Dataset rows describing interfaces:

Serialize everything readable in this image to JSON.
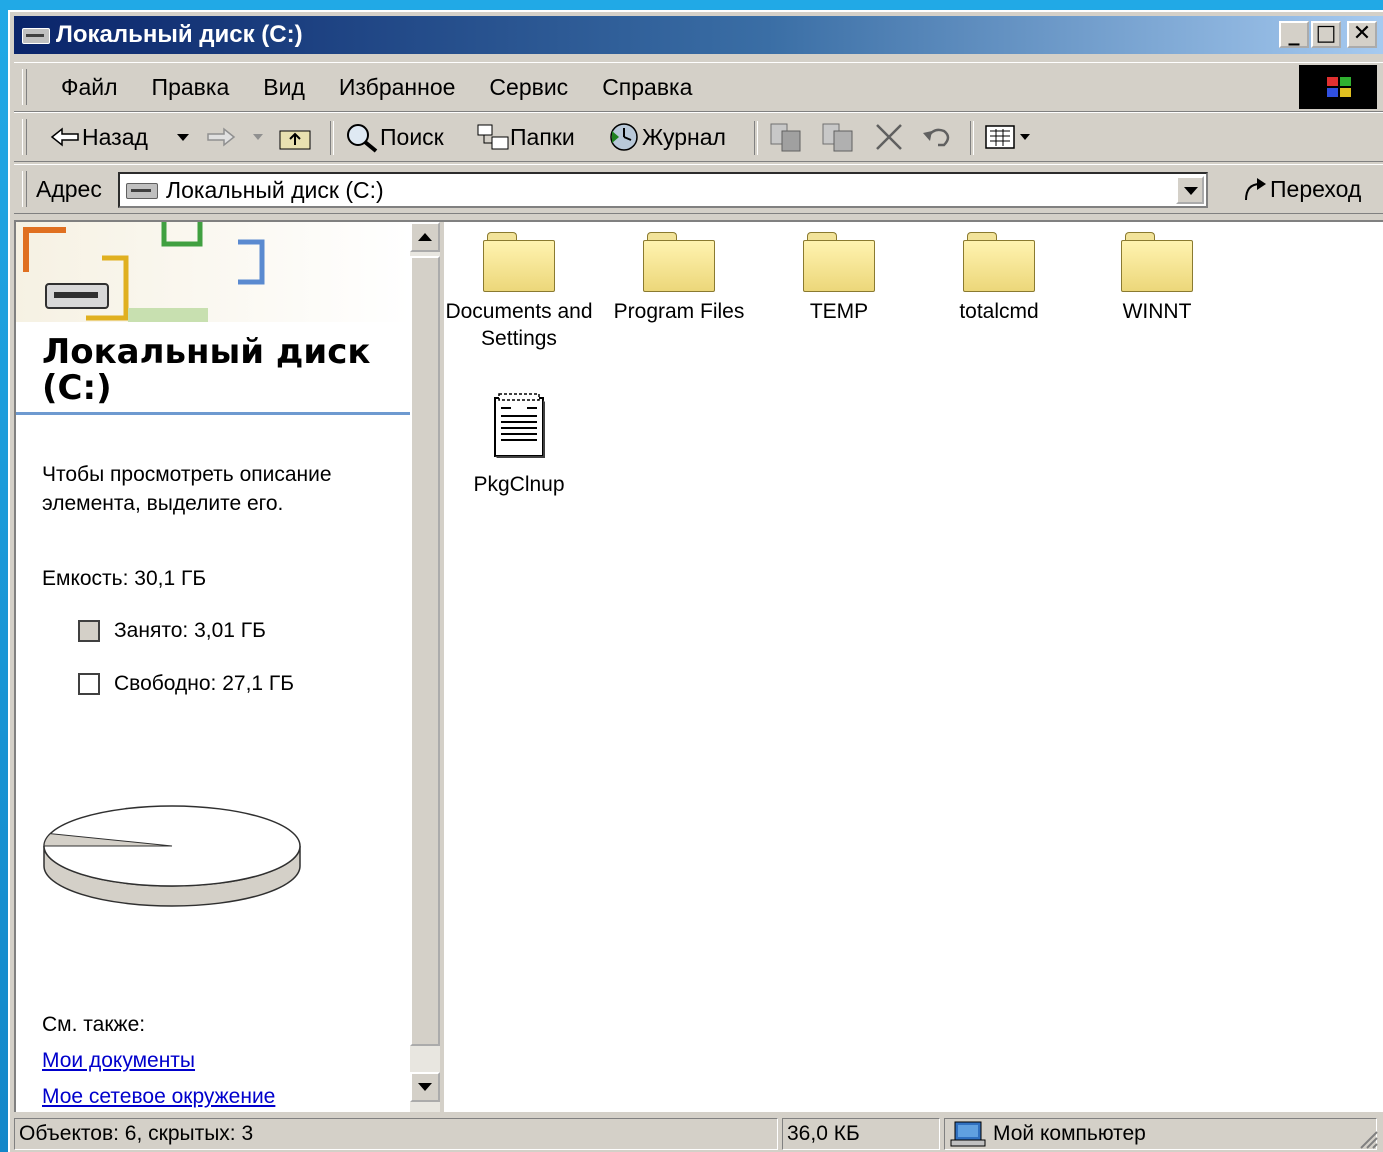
{
  "window": {
    "title": "Локальный диск (C:)"
  },
  "menu": [
    "Файл",
    "Правка",
    "Вид",
    "Избранное",
    "Сервис",
    "Справка"
  ],
  "toolbar": {
    "back": "Назад",
    "search": "Поиск",
    "folders": "Папки",
    "history": "Журнал"
  },
  "address": {
    "label": "Адрес",
    "value": "Локальный диск (C:)",
    "go": "Переход"
  },
  "left_pane": {
    "title": "Локальный диск (C:)",
    "description": "Чтобы просмотреть описание элемента, выделите его.",
    "capacity": "Емкость: 30,1 ГБ",
    "used": "Занято: 3,01 ГБ",
    "free": "Свободно: 27,1 ГБ",
    "used_fraction": 0.1,
    "see_also": "См. также:",
    "links": [
      "Мои документы",
      "Мое сетевое окружение"
    ]
  },
  "files": [
    {
      "name": "Documents and Settings",
      "type": "folder"
    },
    {
      "name": "Program Files",
      "type": "folder"
    },
    {
      "name": "TEMP",
      "type": "folder"
    },
    {
      "name": "totalcmd",
      "type": "folder"
    },
    {
      "name": "WINNT",
      "type": "folder"
    },
    {
      "name": "PkgClnup",
      "type": "file"
    }
  ],
  "status": {
    "objects": "Объектов: 6, скрытых: 3",
    "size": "36,0 КБ",
    "location": "Мой компьютер"
  },
  "colors": {
    "title_start": "#0a246a",
    "title_end": "#a6caf0",
    "face": "#d4d0c8",
    "link": "#0000cc",
    "accent_rule": "#6e9ad0"
  }
}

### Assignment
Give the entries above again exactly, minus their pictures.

### Solution for this task
Serialize everything readable in this image to JSON.
{
  "window": {
    "title": "Локальный диск (C:)"
  },
  "menu": [
    "Файл",
    "Правка",
    "Вид",
    "Избранное",
    "Сервис",
    "Справка"
  ],
  "toolbar": {
    "back": "Назад",
    "search": "Поиск",
    "folders": "Папки",
    "history": "Журнал"
  },
  "address": {
    "label": "Адрес",
    "value": "Локальный диск (C:)",
    "go": "Переход"
  },
  "left_pane": {
    "title": "Локальный диск (C:)",
    "description": "Чтобы просмотреть описание элемента, выделите его.",
    "capacity": "Емкость: 30,1 ГБ",
    "used": "Занято: 3,01 ГБ",
    "free": "Свободно: 27,1 ГБ",
    "used_fraction": 0.1,
    "see_also": "См. также:",
    "links": [
      "Мои документы",
      "Мое сетевое окружение"
    ]
  },
  "files": [
    {
      "name": "Documents and Settings",
      "type": "folder"
    },
    {
      "name": "Program Files",
      "type": "folder"
    },
    {
      "name": "TEMP",
      "type": "folder"
    },
    {
      "name": "totalcmd",
      "type": "folder"
    },
    {
      "name": "WINNT",
      "type": "folder"
    },
    {
      "name": "PkgClnup",
      "type": "file"
    }
  ],
  "status": {
    "objects": "Объектов: 6, скрытых: 3",
    "size": "36,0 КБ",
    "location": "Мой компьютер"
  },
  "colors": {
    "title_start": "#0a246a",
    "title_end": "#a6caf0",
    "face": "#d4d0c8",
    "link": "#0000cc",
    "accent_rule": "#6e9ad0"
  }
}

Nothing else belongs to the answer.